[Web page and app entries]
────

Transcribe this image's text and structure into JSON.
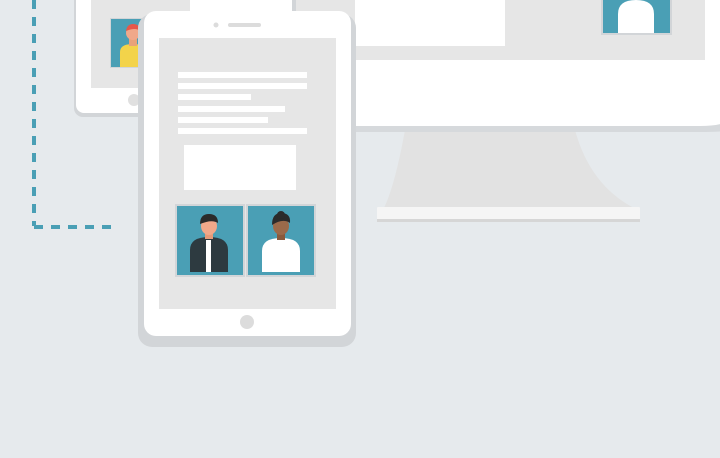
{
  "colors": {
    "background": "#e6eaed",
    "device_shadow": "#d2d5d8",
    "device_frame": "#ffffff",
    "screen": "#e6e6e6",
    "placeholder_line": "#ffffff",
    "connector": "#4a9fb5",
    "avatar_tile": "#4a9fb5",
    "monitor_stand": "#e2e2e2"
  },
  "icons": {
    "home_button": "circle-icon",
    "avatar_yellow": "person-yellow-shirt-icon",
    "avatar_dark": "person-dark-jacket-icon",
    "avatar_white": "person-white-shirt-icon"
  }
}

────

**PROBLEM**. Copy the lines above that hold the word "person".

**RESPONSE TO THIS TASK**.
    "avatar_yellow": "person-yellow-shirt-icon",
    "avatar_dark": "person-dark-jacket-icon",
    "avatar_white": "person-white-shirt-icon"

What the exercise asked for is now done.